This was a very healthy fish.
It’s hard to get a perspective on just how big its mouth was. Here, you can see how this 1/0 popper looks tiny in its mouth.
This fish measured 20.5 inches.

I wish I had a scale with me. My last digital scale got soaked and it doesn’t work anymore. I would conservatively estimate that it was between 4 and a half to 5 pounds, but I’ll never know for sure. Maybe I’ll catch it again some day. By now, I thought I had found a pattern. I had caught three bass in a 50 yard stretch of water within a half hour of each other. I continued to work the same bank and 15 minutes later, I had caught another bass. This one wasn’t as big as the last one but it was a descent fish at around 14 inches.

It was around 8 AM now and the sun had burned through the early morning fog. I wasn’t getting any more action with my popper, so I switched back to my hare’s ear nymph. I continued to catch bream and must to my enjoyment, I was able to catch bluegill, a red-ear sunfish (chinquapin) and a pumpkin-seed sunfish.

Close-up of the bluegill
Close-up of the pretty red-ear
Closeup of the pumpkin seed, the prettiest member of the sunfish family (in my opinion)

I had a few more areas I wanted to try, in search of bull bream but the big bluegills and chinquapin just haven’t shown themselves since the flood of 2016. Since I had caught three different species of sunfish (well 4 if you call a bass a sunfish) I thought I’d try to see if I could catch a crappie and make it five different fish. I tied on a chartreuse and black fluff butt and began working some downed timber and the posts to a bridge that I have had some success in previous trips. I didn’t get any crappie to hit but I did get another descent-sized bass to eat my fluff butt.

This one was long but wasn’t as fat as the others I had caught this morning.

Well, It was nearing 10 when I decided to call it a morning.

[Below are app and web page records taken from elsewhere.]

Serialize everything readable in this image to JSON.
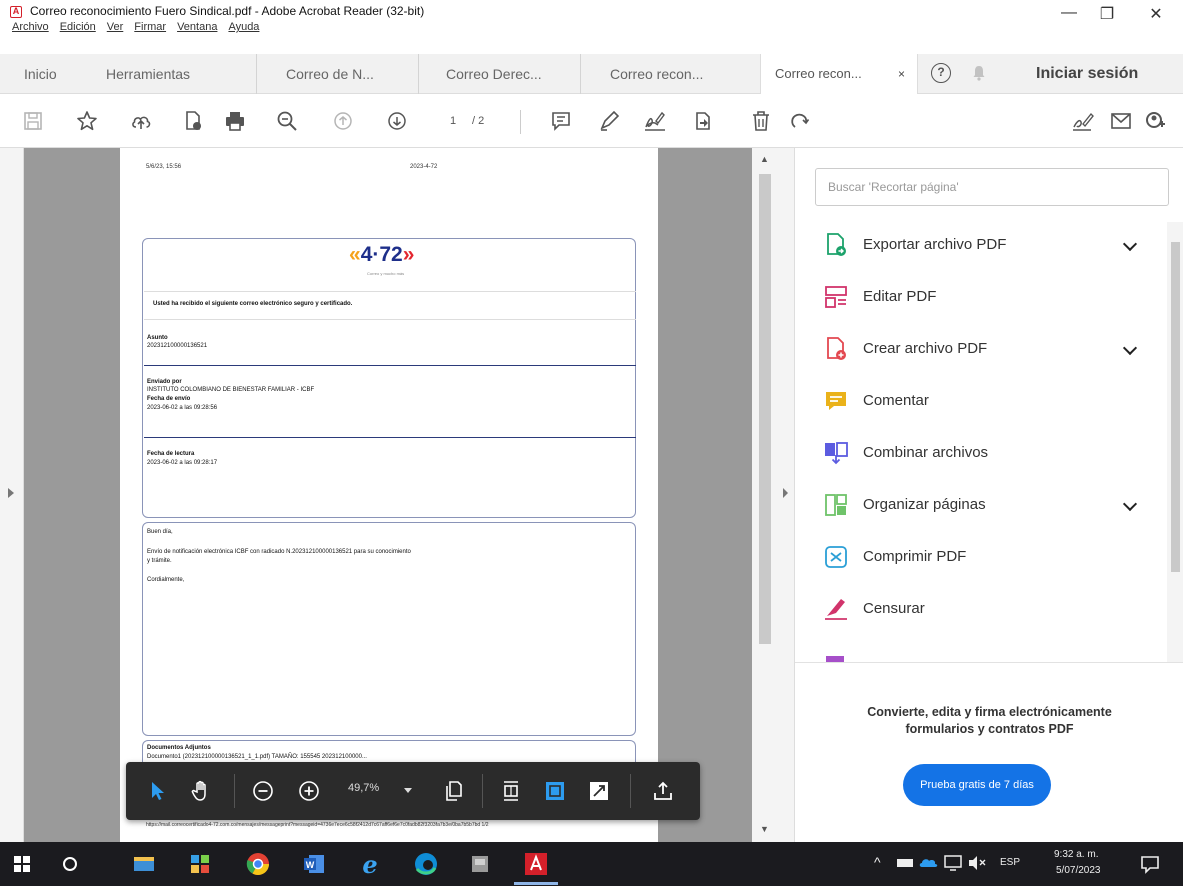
{
  "window": {
    "title": "Correo reconocimiento Fuero Sindical.pdf - Adobe Acrobat Reader (32-bit)",
    "menu": [
      "Archivo",
      "Edición",
      "Ver",
      "Firmar",
      "Ventana",
      "Ayuda"
    ],
    "minimize": "—",
    "maximize": "❐",
    "close": "✕"
  },
  "tabs": {
    "inicio": "Inicio",
    "herramientas": "Herramientas",
    "doc_tabs": [
      "Correo de N...",
      "Correo Derec...",
      "Correo recon...",
      "Correo recon..."
    ],
    "close_glyph": "×",
    "signin": "Iniciar sesión"
  },
  "toolbar": {
    "page_current": "1",
    "page_total": "/ 2"
  },
  "document": {
    "header_left": "5/6/23, 15:56",
    "header_right": "2023-4-72",
    "logo_left": "«",
    "logo_num": "4·72",
    "logo_right": "»",
    "logo_sub": "Correo y mucho más",
    "intro": "Usted ha recibido el siguiente correo electrónico seguro y certificado.",
    "asunto_label": "Asunto",
    "asunto_value": "202312100000136521",
    "enviado_label": "Enviado por",
    "enviado_value": "INSTITUTO COLOMBIANO DE BIENESTAR FAMILIAR - ICBF",
    "fecha_envio_label": "Fecha de envío",
    "fecha_envio_value": "2023-06-02 a las 09:28:56",
    "fecha_lectura_label": "Fecha de lectura",
    "fecha_lectura_value": "2023-06-02 a las 09:28:17",
    "body_1": "Buen día,",
    "body_2": "Envío de notificación electrónica ICBF con radicado N.202312100000136521 para su conocimiento",
    "body_3": "y trámite.",
    "body_4": "Cordialmente,",
    "adjuntos_label": "Documentos Adjuntos",
    "adjuntos_value": "Documento1 (202312100000136521_1_1.pdf) TAMAÑO: 155545 202312100000...",
    "footer_url": "https://mail.correocertificado4-72.com.co/mensajes/messageprint?messageid=4736e7ece6c58f2412d7c67aff6ef6e7c0fadb82f3203fa7b3e/0ba7b5b7bd   1/2"
  },
  "floatbar": {
    "zoom": "49,7%"
  },
  "panel": {
    "search_placeholder": "Buscar 'Recortar página'",
    "tools": [
      {
        "label": "Exportar archivo PDF",
        "color": "#1ca26b",
        "expand": true
      },
      {
        "label": "Editar PDF",
        "color": "#d1346b",
        "expand": false
      },
      {
        "label": "Crear archivo PDF",
        "color": "#e34850",
        "expand": true
      },
      {
        "label": "Comentar",
        "color": "#eab21a",
        "expand": false
      },
      {
        "label": "Combinar archivos",
        "color": "#5c5ce0",
        "expand": false
      },
      {
        "label": "Organizar páginas",
        "color": "#6fc36a",
        "expand": true
      },
      {
        "label": "Comprimir PDF",
        "color": "#2a9fd6",
        "expand": false
      },
      {
        "label": "Censurar",
        "color": "#d1346b",
        "expand": false
      }
    ],
    "promo_line1": "Convierte, edita y firma electrónicamente",
    "promo_line2": "formularios y contratos PDF",
    "promo_button": "Prueba gratis de 7 días"
  },
  "taskbar": {
    "lang": "ESP",
    "time": "9:32 a. m.",
    "date": "5/07/2023"
  }
}
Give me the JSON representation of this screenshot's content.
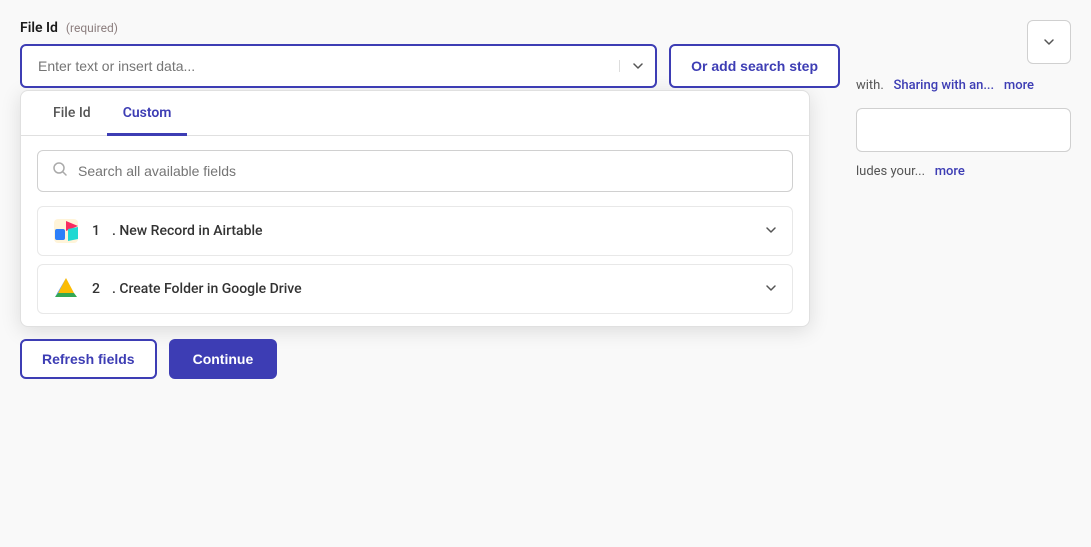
{
  "field": {
    "label": "File Id",
    "required_text": "(required)"
  },
  "input": {
    "placeholder": "Enter text or insert data...",
    "value": ""
  },
  "or_add_btn": {
    "label": "Or add search step"
  },
  "tabs": [
    {
      "id": "file-id",
      "label": "File Id",
      "active": false
    },
    {
      "id": "custom",
      "label": "Custom",
      "active": true
    }
  ],
  "search": {
    "placeholder": "Search all available fields"
  },
  "list_items": [
    {
      "id": "airtable",
      "number": "1",
      "label": "New Record in Airtable",
      "icon_type": "airtable"
    },
    {
      "id": "gdrive",
      "number": "2",
      "label": "Create Folder in Google Drive",
      "icon_type": "gdrive"
    }
  ],
  "right_panel": {
    "chevron_label": "▾",
    "text1_prefix": "with.",
    "text1_link": "Sharing with an...",
    "text1_more": "more",
    "textarea_value": "",
    "text2_prefix": "ludes your...",
    "text2_more": "more"
  },
  "bottom_buttons": {
    "refresh": "Refresh fields",
    "continue": "Continue"
  }
}
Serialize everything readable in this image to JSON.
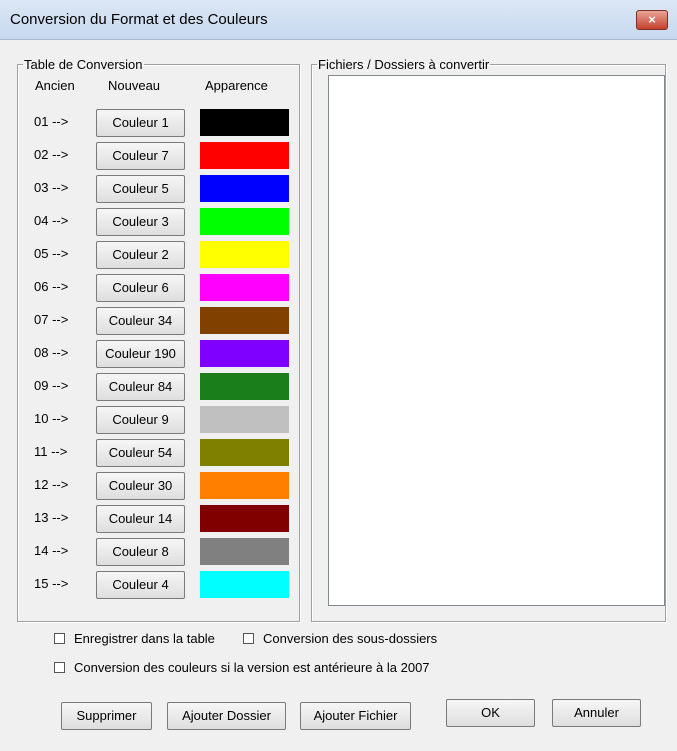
{
  "window": {
    "title": "Conversion du Format et des Couleurs",
    "close_label": "×"
  },
  "table_group": {
    "legend": "Table de Conversion",
    "header_old": "Ancien",
    "header_new": "Nouveau",
    "header_look": "Apparence",
    "rows": [
      {
        "old": "01 -->",
        "new": "Couleur 1",
        "color": "#000000"
      },
      {
        "old": "02 -->",
        "new": "Couleur 7",
        "color": "#ff0000"
      },
      {
        "old": "03 -->",
        "new": "Couleur 5",
        "color": "#0000ff"
      },
      {
        "old": "04 -->",
        "new": "Couleur 3",
        "color": "#00ff00"
      },
      {
        "old": "05 -->",
        "new": "Couleur 2",
        "color": "#ffff00"
      },
      {
        "old": "06 -->",
        "new": "Couleur 6",
        "color": "#ff00ff"
      },
      {
        "old": "07 -->",
        "new": "Couleur 34",
        "color": "#804000"
      },
      {
        "old": "08 -->",
        "new": "Couleur 190",
        "color": "#8000ff"
      },
      {
        "old": "09 -->",
        "new": "Couleur 84",
        "color": "#1a7f1a"
      },
      {
        "old": "10 -->",
        "new": "Couleur 9",
        "color": "#c0c0c0"
      },
      {
        "old": "11 -->",
        "new": "Couleur 54",
        "color": "#808000"
      },
      {
        "old": "12 -->",
        "new": "Couleur 30",
        "color": "#ff8000"
      },
      {
        "old": "13 -->",
        "new": "Couleur 14",
        "color": "#800000"
      },
      {
        "old": "14 -->",
        "new": "Couleur 8",
        "color": "#808080"
      },
      {
        "old": "15 -->",
        "new": "Couleur 4",
        "color": "#00ffff"
      }
    ]
  },
  "files_group": {
    "legend": "Fichiers / Dossiers à convertir"
  },
  "options": {
    "save_in_table": "Enregistrer dans la table",
    "convert_subfolders": "Conversion des sous-dossiers",
    "convert_colors_pre2007": "Conversion des couleurs si la version est antérieure à la 2007"
  },
  "buttons": {
    "delete": "Supprimer",
    "add_folder": "Ajouter Dossier",
    "add_file": "Ajouter Fichier",
    "ok": "OK",
    "cancel": "Annuler"
  }
}
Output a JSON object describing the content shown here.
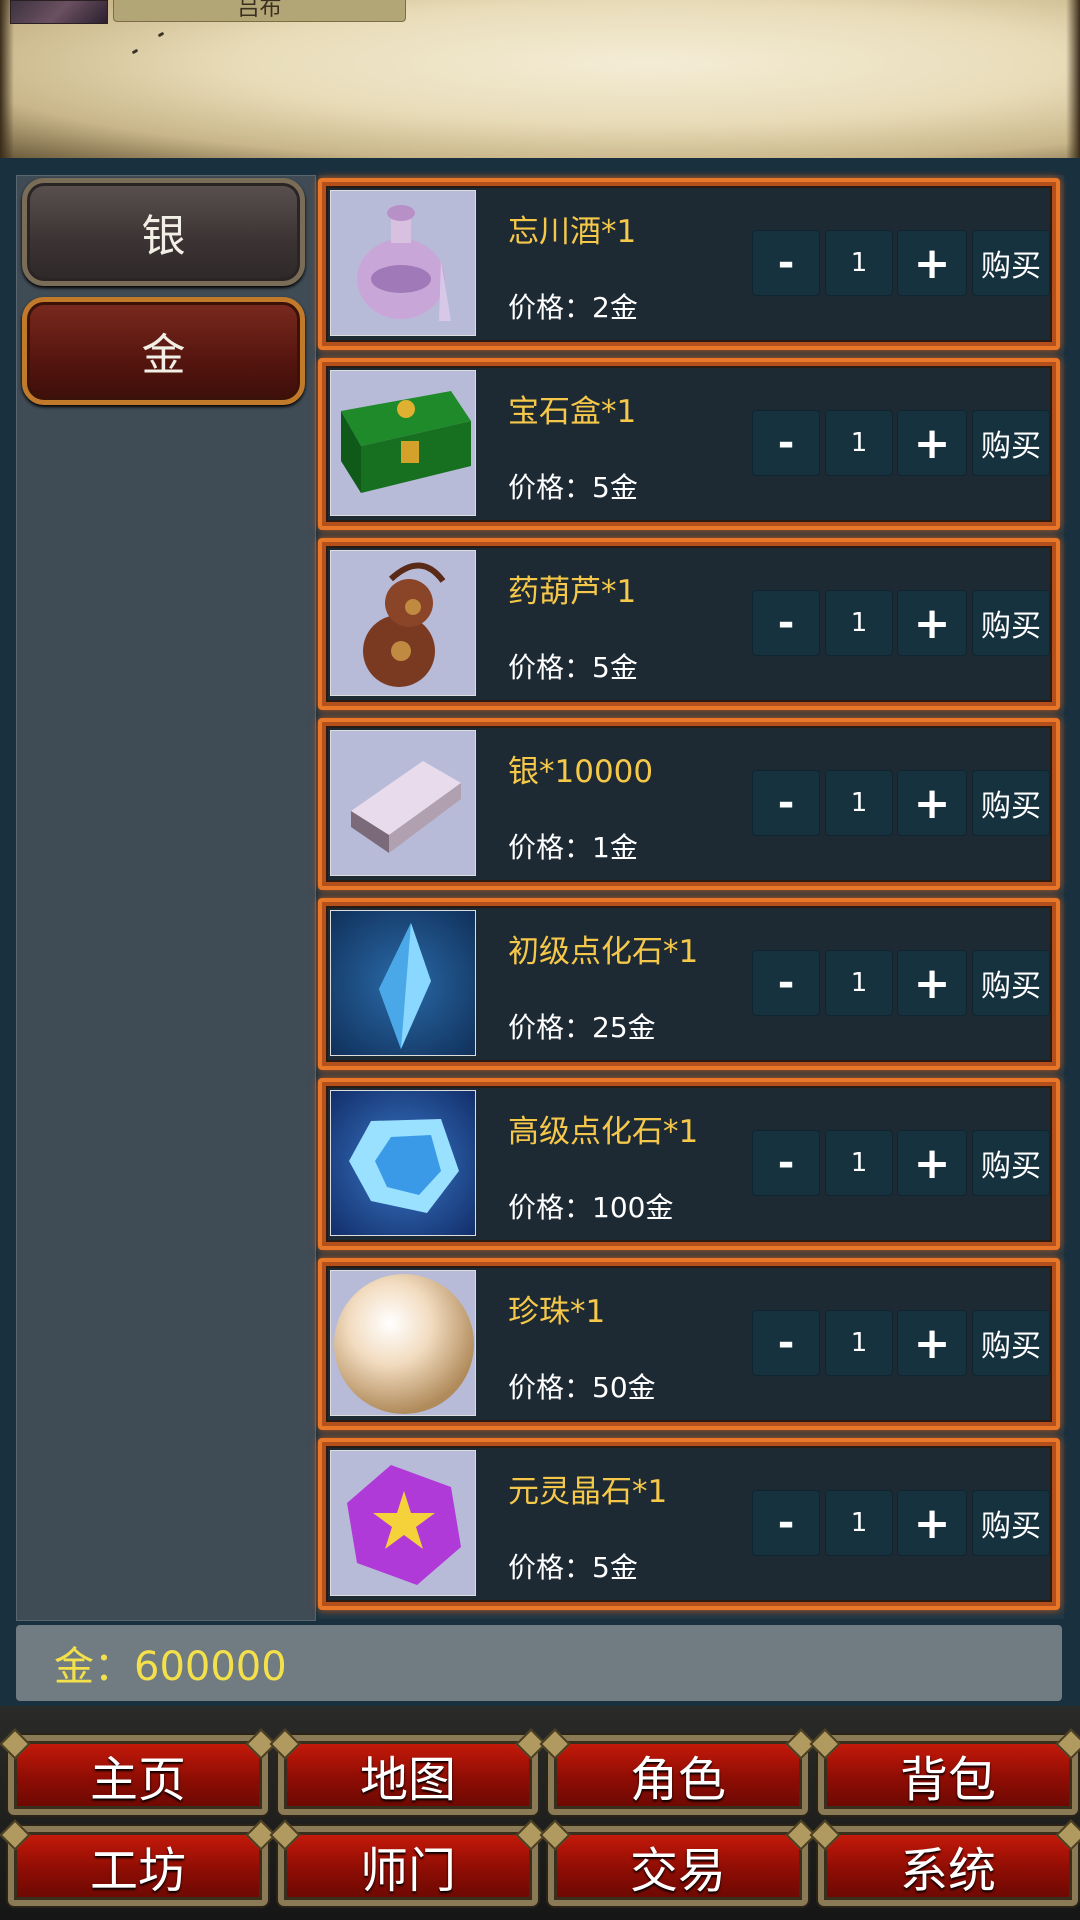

I had grass to cut and other honey dos to get to before the rain comes this afternoon. It was a “happy” and productive morning. I hope yours was too.

Tight loops and tight lines to you all!